“We hold these truths to be self-evident, that all men are created equal, that they are endowed by their Creator with certain unalienable Rights, that among these are Life, Liberty and the pursuit of Happiness. That to secure these rights, Governments are instituted among Men, deriving their just powers from the consent of the governed. That whenever any Form of Government becomes destructive of these ends, it is the Right of the People to alter or to abolish it, and to institute new Government, laying its foundation on such principles and organizing its powers in such form, as to them shall seem most likely to effect their Safety and Happiness.”

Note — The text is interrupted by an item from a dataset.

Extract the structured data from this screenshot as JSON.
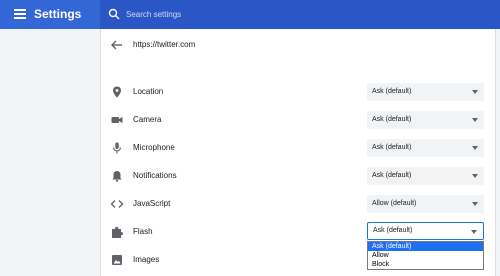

To modern Americans, the concepts of the Declaration, if not the words themselves, are ingrained in our political psyche. But when they were written, they constituted a shocking break with the history of human civilization and governance. Historically, most individuals, especially individuals who weren’t aristocrats, had no rights to speak of. They certainly didn’t have rights superior to the wishes of whomever governed them, and they had no role in choosing who governed them. Government existed to enrich those who governed, often at the expense of the governed.
The Declaration inverted the theory of government that had held sway for most of human history. Not just America but countless other countries and billions upon billions of people came to be governed in systems more or less designed to foster their well-being, and by people they had some role in selecting. Today, even autocratic regimes feel obliged to pretend to be democratic and rights-observing.
Much of American history involves trying to align the reality of our government with the ringing ideals of the Declaration. The Civil War, the civil rights acts and even Black Lives Matter protests are largely attempts to put into better practice Jefferson’s words. Those who seek equality, freedom and democracy, which I daresay includes a significant majority of Americans, would be worse-off without the Declaration and without Jefferson.
Jefferson, like the country he helped found, is an imperfect exemplar of the things he wrote. It is a crucial part of our history that he and other founders owned slaves, and that he, like all other mortal humans, was far from a faultless, heroic figure. But as we continue to alter our government to align with our principles, as the Declaration says we have the right to do, it would be harmful to the cause of freedom, equality and human flourishing to turn our backs on the principles stated in the Declaration of Independence. History tells us the alternative is far worse.